Veterinarians spend as much time working with their patient’s human as much as they do with their animal patients. Sometimes, pet families can help increase the quality of their pet’s medical care by modifying their uniquely human behavior. Here are six traits which you can modify to improve your pet’s healthcare. 1. Patience Your pet … Continue reading Six Characteristics of Clients that Improve Their Pet’s Healthcare
Fur the Love of Pets
The Animal Medical Center’s webmaster received the following electronic query: “My cat has a mass on its toe and my veterinarian has recommended amputation of the toe. Should the mass be biopsied instead?” Here is my response: Maybe Not a Biopsy Given how small a cat toe is, a biopsy might not be possible. Once … Continue reading Does My Cat Need a Biopsy?
I examined the most handsome four year old Labrador with a blocky, square head the other day. Being a very athletic dog, he normally jumps up on the sofa in the waiting area. The other day, he needed help to jump up and couldn’t seem to get comfortable once he was on the sofa. Based … Continue reading Arthritis: Not Just a Single Disease and Not Just a Single Joint
At one time or another, every home becomes infested with a household pest such as ants, cockroaches or rodents. Ridding your home of these noxious creatures can involve using equally noxious poisons which may not be safe for your pets. Here are some pest control treatments that do not involve poisons and are pet safe. … Continue reading Controlling Household Pests Safely When You Have Pets

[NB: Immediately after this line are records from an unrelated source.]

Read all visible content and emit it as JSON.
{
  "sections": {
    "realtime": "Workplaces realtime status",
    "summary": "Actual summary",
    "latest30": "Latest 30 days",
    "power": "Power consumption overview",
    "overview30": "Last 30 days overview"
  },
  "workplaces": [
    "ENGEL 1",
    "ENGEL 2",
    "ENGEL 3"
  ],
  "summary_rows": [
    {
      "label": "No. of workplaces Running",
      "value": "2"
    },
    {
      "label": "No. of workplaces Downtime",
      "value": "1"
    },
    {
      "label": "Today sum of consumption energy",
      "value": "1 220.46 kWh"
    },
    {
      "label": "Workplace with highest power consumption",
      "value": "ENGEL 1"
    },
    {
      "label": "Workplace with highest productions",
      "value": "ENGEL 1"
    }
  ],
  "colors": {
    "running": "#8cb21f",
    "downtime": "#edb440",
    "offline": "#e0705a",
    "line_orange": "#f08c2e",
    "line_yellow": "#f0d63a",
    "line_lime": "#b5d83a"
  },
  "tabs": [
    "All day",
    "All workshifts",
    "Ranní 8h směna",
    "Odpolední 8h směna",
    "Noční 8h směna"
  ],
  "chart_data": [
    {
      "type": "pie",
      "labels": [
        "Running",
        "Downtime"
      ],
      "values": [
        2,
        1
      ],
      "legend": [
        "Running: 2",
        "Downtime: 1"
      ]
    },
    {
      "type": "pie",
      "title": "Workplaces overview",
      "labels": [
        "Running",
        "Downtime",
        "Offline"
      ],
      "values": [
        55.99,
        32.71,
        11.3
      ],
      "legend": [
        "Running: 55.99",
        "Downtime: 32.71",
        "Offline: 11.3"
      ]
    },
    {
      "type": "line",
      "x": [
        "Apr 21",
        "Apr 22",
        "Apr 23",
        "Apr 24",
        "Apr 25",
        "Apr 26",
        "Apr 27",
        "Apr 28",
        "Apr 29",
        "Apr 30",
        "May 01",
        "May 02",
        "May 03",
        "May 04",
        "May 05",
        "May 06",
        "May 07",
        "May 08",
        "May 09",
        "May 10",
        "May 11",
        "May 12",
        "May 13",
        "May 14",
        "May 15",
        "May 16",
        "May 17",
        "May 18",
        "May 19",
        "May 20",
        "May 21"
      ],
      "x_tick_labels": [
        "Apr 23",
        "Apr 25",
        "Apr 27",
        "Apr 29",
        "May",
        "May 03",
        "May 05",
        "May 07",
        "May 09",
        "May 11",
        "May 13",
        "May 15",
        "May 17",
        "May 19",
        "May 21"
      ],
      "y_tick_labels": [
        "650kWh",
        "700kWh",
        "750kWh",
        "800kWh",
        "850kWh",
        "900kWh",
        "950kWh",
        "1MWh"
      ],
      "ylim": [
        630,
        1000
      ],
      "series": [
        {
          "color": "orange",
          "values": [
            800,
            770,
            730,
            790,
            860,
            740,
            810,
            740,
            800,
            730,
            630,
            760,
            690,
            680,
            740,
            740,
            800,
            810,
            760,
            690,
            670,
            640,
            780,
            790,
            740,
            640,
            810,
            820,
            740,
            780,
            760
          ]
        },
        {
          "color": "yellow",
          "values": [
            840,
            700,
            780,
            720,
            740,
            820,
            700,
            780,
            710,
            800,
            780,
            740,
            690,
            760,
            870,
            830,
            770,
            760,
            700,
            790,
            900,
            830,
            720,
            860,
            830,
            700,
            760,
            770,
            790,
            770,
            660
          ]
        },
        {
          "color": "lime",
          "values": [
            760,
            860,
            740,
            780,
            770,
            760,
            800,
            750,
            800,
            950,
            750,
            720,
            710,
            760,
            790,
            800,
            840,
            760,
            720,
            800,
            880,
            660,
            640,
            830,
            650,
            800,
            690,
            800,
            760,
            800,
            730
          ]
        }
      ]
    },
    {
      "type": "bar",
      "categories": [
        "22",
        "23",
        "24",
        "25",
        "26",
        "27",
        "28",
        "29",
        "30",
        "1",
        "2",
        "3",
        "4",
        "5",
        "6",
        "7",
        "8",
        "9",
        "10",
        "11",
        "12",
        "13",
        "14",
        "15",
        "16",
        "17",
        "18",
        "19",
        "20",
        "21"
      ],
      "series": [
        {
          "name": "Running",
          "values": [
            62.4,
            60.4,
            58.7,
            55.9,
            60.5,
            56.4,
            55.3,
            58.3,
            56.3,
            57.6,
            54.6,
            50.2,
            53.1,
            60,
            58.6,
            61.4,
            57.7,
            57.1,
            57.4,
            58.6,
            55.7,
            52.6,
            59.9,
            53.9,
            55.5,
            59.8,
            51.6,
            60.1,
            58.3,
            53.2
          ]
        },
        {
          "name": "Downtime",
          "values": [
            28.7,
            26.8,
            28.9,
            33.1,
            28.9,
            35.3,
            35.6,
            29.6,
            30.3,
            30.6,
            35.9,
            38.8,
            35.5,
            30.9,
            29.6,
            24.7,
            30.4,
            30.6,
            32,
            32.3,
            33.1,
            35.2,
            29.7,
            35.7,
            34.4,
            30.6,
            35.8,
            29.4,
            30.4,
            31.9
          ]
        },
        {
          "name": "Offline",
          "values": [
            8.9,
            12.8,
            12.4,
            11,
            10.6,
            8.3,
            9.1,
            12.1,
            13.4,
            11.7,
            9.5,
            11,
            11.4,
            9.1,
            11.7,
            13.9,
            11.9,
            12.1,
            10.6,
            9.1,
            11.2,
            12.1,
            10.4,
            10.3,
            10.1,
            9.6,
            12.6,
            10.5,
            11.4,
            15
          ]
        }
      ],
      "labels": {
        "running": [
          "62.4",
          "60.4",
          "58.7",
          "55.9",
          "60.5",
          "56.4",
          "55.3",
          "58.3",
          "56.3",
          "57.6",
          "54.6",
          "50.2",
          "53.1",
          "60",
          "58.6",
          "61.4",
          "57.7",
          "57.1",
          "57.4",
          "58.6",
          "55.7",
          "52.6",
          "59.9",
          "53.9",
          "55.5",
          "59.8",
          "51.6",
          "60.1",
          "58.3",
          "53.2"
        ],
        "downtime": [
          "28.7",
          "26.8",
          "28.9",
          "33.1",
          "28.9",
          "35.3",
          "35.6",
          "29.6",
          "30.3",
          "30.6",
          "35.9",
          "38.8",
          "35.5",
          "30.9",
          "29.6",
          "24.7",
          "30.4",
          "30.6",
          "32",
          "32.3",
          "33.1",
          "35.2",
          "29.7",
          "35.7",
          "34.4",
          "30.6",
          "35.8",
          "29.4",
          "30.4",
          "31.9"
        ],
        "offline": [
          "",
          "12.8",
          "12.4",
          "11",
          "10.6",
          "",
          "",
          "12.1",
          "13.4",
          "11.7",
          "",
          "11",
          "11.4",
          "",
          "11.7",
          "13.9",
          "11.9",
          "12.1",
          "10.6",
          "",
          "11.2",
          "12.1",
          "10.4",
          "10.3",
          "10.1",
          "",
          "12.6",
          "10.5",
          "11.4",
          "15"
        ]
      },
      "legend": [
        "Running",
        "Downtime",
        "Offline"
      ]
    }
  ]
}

The decision to euthanize a beloved pet is one of the most heart wrenching decisions pet lovers have to make. I am quite certain every pet family with an ill, aging pet hopes their pet will die peacefully asleep curled up in their bed. I am also certain pets rarely die peacefully in their sleep, … Continue reading Home Euthanasia: The Pros and Cons
My feline patient, Rerun van Pelt, did not have a fun 4th of July. Neither did his family. Rerun spent the holiday weekend urinating blood tinged urine outside the cat box. That behavior got him a trip to the animal ER and he spent the rest of the weekend locked in the bathroom to salvage … Continue reading Feline Bladder Disease
Last week, at the Animal Medical Center, our Avian and Exotic Pet Service examined a geriatric female iguana named Killer. One of her problems was osteoporosis, a disease of the bony skeleton common in post-menopausal women. Given that Killer is an older lady, her family asked a reasonable question, “Is my iguana post-menopausal?” A Different … Continue reading Does Menopause Occur in Animals?
The American Association of Feline Practitioners (AAFP) recently issued practice guideline for the diagnosis and management of feline hyperthyroidism. For my last blog post of June, which is the ASPCA’s Adopt a Shelter Cat Month, I thought a brief review of these new guidelines would be of interest to cat families. Hyperthyroidism is the most common … Continue reading New Guidelines for Feline Hyperthyroidism Published
June is the ASPCA’s Adopt a Shelter Cat Month and I am hoping many families will be welcoming a new furry feline into their home this month. To help new cat owners learn about the needs of cats, this month’s blogs are dedicated to feline topics – this week to nutrition. Use a Reliable Source of … Continue reading Feeding Your Cat for Optimal Health
June is the ASPCA’s Adopt a Shelter Cat Month and I am hoping many cats will get a forever home during this month. In a prior blog, I made a case for making your cat an indoor animal for safety reasons. But to help all the new cat owners get ready for their new furry friend and … Continue reading Giving Indoor Cats Outdoor Time